Arguments have been made that schools destroy creativity, I beg to differ. Two weeks ago, my anthropology teacher Kyra Gaunt had introduced the class to a remarkable individual via Skype. Renu Bagaria, based in Nepal, explained her passion to us at 2am Nepal time. It was 4:15pm for us. Along with others, she takes children of the lowest strata of society, off the streets, and into the Koseli center. Koseli, meaning gift in English, provides these unfortunate children with food, clothing, education and even fulfill their medical needs.
Before this class, professor Gaunt asked us what $200 buys us in our respective countries. One student said it would buy him a pair of jeans, another said you would be able to hire a maid for a month. What no one mentioned or was aware of, is that practically the same amount of money, $275, would allow for a child in Koseli to be supplied with all that the center has, for an entire year. Once again, $275 gets a Koseli child food, clothing, education, and medical needs for an ENTIRE year.
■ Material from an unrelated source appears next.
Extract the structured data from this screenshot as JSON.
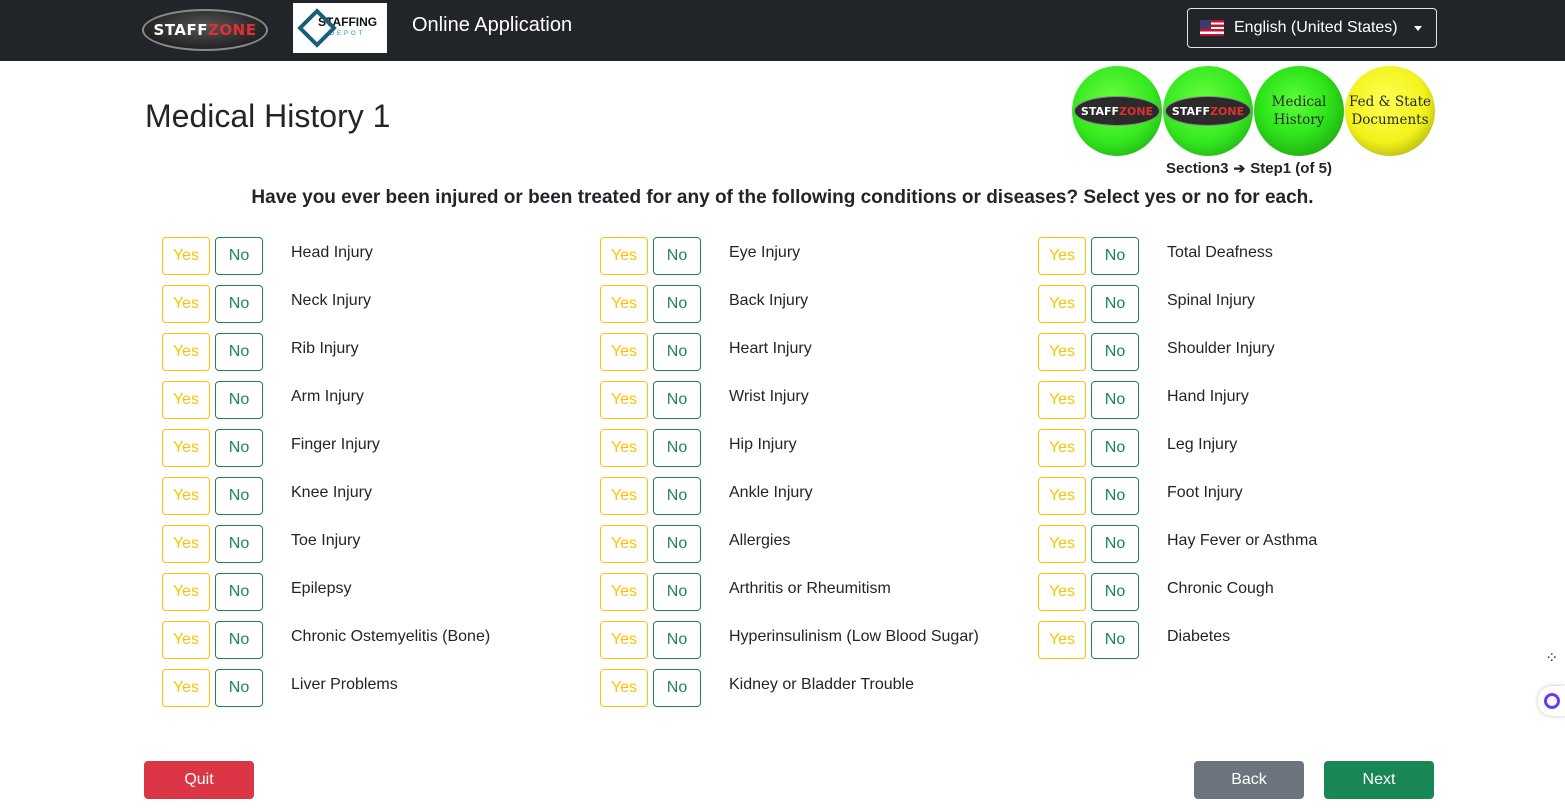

This made me think about the next pair of jeans I was going to buy. I realized how unaware I was about the lives of these Nepalese children. I was so moved by what Renu does for them that I wanted to get involved. I want to make a difference and so do many people in my anthropology class in NYC.
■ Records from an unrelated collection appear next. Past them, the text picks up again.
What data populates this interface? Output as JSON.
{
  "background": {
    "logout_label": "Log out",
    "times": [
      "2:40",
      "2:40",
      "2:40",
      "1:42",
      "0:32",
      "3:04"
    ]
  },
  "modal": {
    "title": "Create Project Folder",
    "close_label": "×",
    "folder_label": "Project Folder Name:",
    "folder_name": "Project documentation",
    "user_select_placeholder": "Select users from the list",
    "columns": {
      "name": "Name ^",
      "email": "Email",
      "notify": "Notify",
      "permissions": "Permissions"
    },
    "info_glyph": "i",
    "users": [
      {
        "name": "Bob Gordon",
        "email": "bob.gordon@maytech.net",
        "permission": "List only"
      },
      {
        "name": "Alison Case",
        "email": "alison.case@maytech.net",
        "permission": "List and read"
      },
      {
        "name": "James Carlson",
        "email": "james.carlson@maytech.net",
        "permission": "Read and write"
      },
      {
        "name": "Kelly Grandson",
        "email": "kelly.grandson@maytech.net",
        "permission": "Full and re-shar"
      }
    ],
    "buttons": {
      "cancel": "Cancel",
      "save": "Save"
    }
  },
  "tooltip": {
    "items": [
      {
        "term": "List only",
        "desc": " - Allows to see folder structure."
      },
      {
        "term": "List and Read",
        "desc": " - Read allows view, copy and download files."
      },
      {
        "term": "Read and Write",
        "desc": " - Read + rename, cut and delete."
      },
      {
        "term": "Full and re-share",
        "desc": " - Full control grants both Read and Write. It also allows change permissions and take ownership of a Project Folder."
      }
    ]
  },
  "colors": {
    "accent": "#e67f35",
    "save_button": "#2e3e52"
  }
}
I want to make people aware of Koseli, and show YOU how you can change lives. Renu currently has 75 children under her arm. Do you think this is enough? I think not. After researching poverty in Nepal, I came across the following statistics. 39% of the Nepalese children under the age of 5 face malnutrition. Another 43% are illiterate (15 years and above). Renu is trying to improve these statistics, and we can be that difference.
With a healthy number of small donations from students and others, we can educate a child in Nepal, and with a viral campaign assisting us we can assist many children get a year of education. Besides money, supplies are needed. From toiletries, stationary and clothing, to desks, and even laptops. We all know how important education is, yet we often take it for granted. These children have embraced it.
Check out Kosali’s website to read all about these kids and Renu’s project. Make sure you check out the picture gallery as well. http://renubagaria.blogspot.com/
If you want to make a difference in the life of a child that desperately needs your help – email me at firstname.lastname@example.org. The smallest contributions are welcome.